If you're attracted to interesting stories, both Monmouth Real Estate (NYSE: MNR) and Gladstone Land (NYSE: LAND) are worth looking at. However, given their unique situations, one of this pair looks like a more attractive long-term investment than the other. Here's why.
Monmouth Real Estate is an industrial-focused real estate investment trust (REIT) with 121 properties across 31 states. Its assets are located in or near key transportation hubs, and over 80% of its revenues come from investment-grade tenants. The yield is just shy of 4%, and the dividend has trended higher over time, though it hasn't been increased every year. That said, the REIT hiked the payout roughly 6% in January.
That dividend increase, however, comes with some strings attached.
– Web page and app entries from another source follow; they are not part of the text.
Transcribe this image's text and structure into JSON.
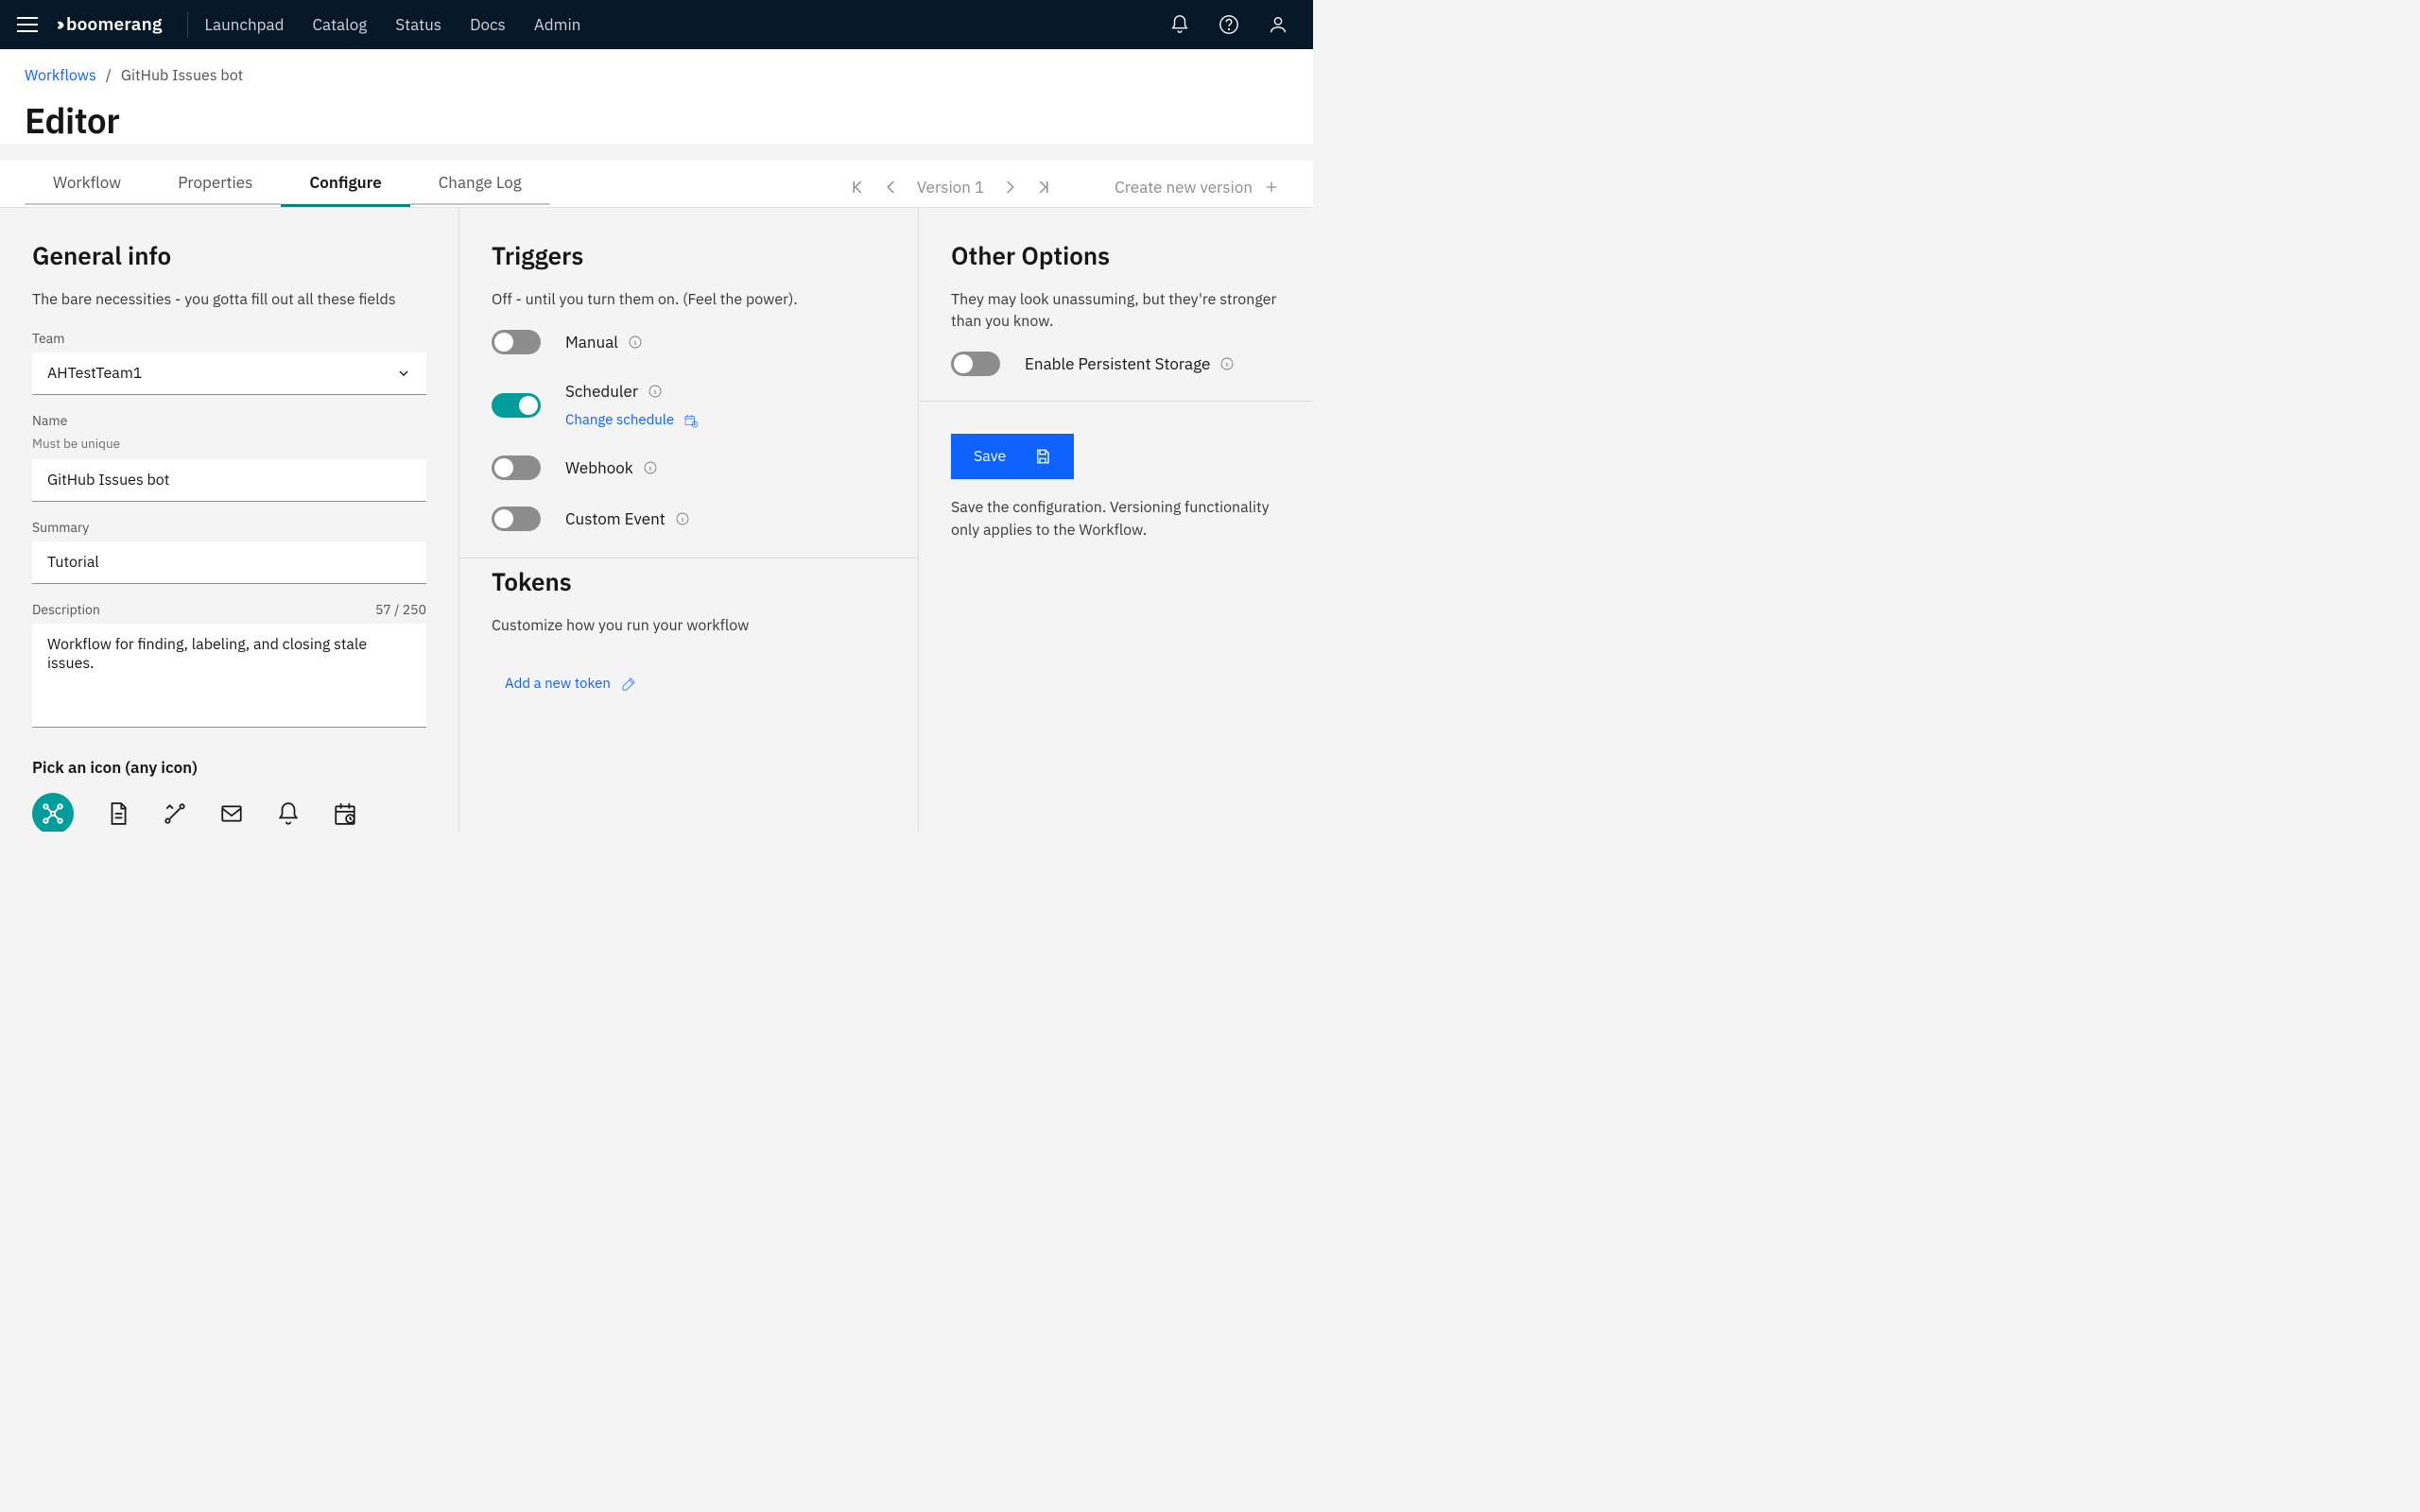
{
  "brand": "boomerang",
  "nav": {
    "items": [
      "Launchpad",
      "Catalog",
      "Status",
      "Docs",
      "Admin"
    ]
  },
  "breadcrumb": {
    "root": "Workflows",
    "current": "GitHub Issues bot"
  },
  "page_title": "Editor",
  "tabs": [
    "Workflow",
    "Properties",
    "Configure",
    "Change Log"
  ],
  "active_tab": "Configure",
  "version": {
    "label": "Version 1",
    "create_label": "Create new version"
  },
  "general": {
    "heading": "General info",
    "sub": "The bare necessities - you gotta fill out all these fields",
    "team_label": "Team",
    "team_value": "AHTestTeam1",
    "name_label": "Name",
    "name_help": "Must be unique",
    "name_value": "GitHub Issues bot",
    "summary_label": "Summary",
    "summary_value": "Tutorial",
    "description_label": "Description",
    "description_counter": "57 / 250",
    "description_value": "Workflow for finding, labeling, and closing stale issues.",
    "icon_heading": "Pick an icon (any icon)"
  },
  "triggers": {
    "heading": "Triggers",
    "sub": "Off - until you turn them on. (Feel the power).",
    "items": [
      {
        "label": "Manual",
        "on": false
      },
      {
        "label": "Scheduler",
        "on": true,
        "link": "Change schedule"
      },
      {
        "label": "Webhook",
        "on": false
      },
      {
        "label": "Custom Event",
        "on": false
      }
    ]
  },
  "tokens": {
    "heading": "Tokens",
    "sub": "Customize how you run your workflow",
    "add_label": "Add a new token"
  },
  "other": {
    "heading": "Other Options",
    "sub": "They may look unassuming, but they're stronger than you know.",
    "storage_label": "Enable Persistent Storage"
  },
  "save": {
    "button": "Save",
    "help": "Save the configuration. Versioning functionality only applies to the Workflow."
  }
}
In December 2020, Monmouth received an unsolicited offer from a large shareholder that wanted to buy the REIT. In response, Monmouth is examining strategic alternatives to increase shareholder value. In short, Monmouth is "in play" right now, with an activist investor agitating for change. Some might find that appealing, but there's a big wrinkle.
Founder Eugene Landy is a major shareholder and currently the chairman of the board. Meanwhile, his two sons are both on the board of directors, and one is currently the CEO. The founding family exerts a material amount of control here, and while the outside investor is trying to shake things up, it will likely be an uphill climb to get anything done.
As an industrial REIT, Monmouth is interesting, given the growth that has occurred in the online retail space it helps serve. But when you layer on the current fight for control of the company, most investors will probably be better off with another REIT.
Gladstone Land's uniqueness comes from the properties it buys, which are all farms. Clearly, if you were looking at Monmouth because it's an industrial REIT, Gladstone Land probably isn't a good alternative. However, don't dismiss the farmland story out of hand, because it's fairly compelling.
That said, it isn't complex -- it's basic math. The world's population has continued to expand, while the amount of farmland has shrunk. That suggests the value of farmland is getting more and more dear, in general, over time.
Not all farms are created equal, however, which is why Gladstone Land focuses on vegetables, fruits, and nuts. These tend to be higher-value products that often serve only local markets because they're perishable. When it buys a property, the REIT generally likes to sign long-term leases, so its top and bottom lines are well-supported. So, too, is its dividend-paying ability, noting that the dividend has been increased steadily since 2014, though at a fairly slow rate.
The real opportunity here, however, is in portfolio growth. According to the REIT, roughly 85% of all U.S. farms are family-owned, with a significant number of owners nearing retirement. Selling to a third party is a quick way to raise cash for retirement needs or for heirs to cash out of the family business.
Gladstone specifically targets family-owned farms, using its stock as a way for owners to sell without having to feel the full brunt of the taxes a cash sale might cause. Further, if the seller wishes, Gladstone is happy to do a sale-leaseback transaction so the seller can still operate the farm. The REIT bought 26 farms in 2020 and has already inked three deals so far in 2021.
With a dividend yield of 2.9%, income-focused investors won't likely find this stock all that appealing, despite the monthly pay schedule. However, if you like the idea of owning farmland, a unique asset class with an appealing supply/demand profile, it could be worth a closer look. The story here, meanwhile, is more compelling than the uncertainty surrounding Monmouth right now.
Not for everyone
At the end of the day, both Monmouth and Gladstone Land are acquired tastes that probably won't be good fits for most investors. Monmouth is a special-situation stock, with an outside investor agitating for change against entrenched management. There are a number of ways that could turn out, and it's probably best to wait for the chips to fall before you jump in.
Gladstone Land, meanwhile, is playing a long-term trend in the farm space, but it's all about portfolio growth right now, not dividend yield or rapid dividend growth. Of the two stories, Gladstone Land's is the more compelling, but that won't be true if you are looking to maximize the income you generate.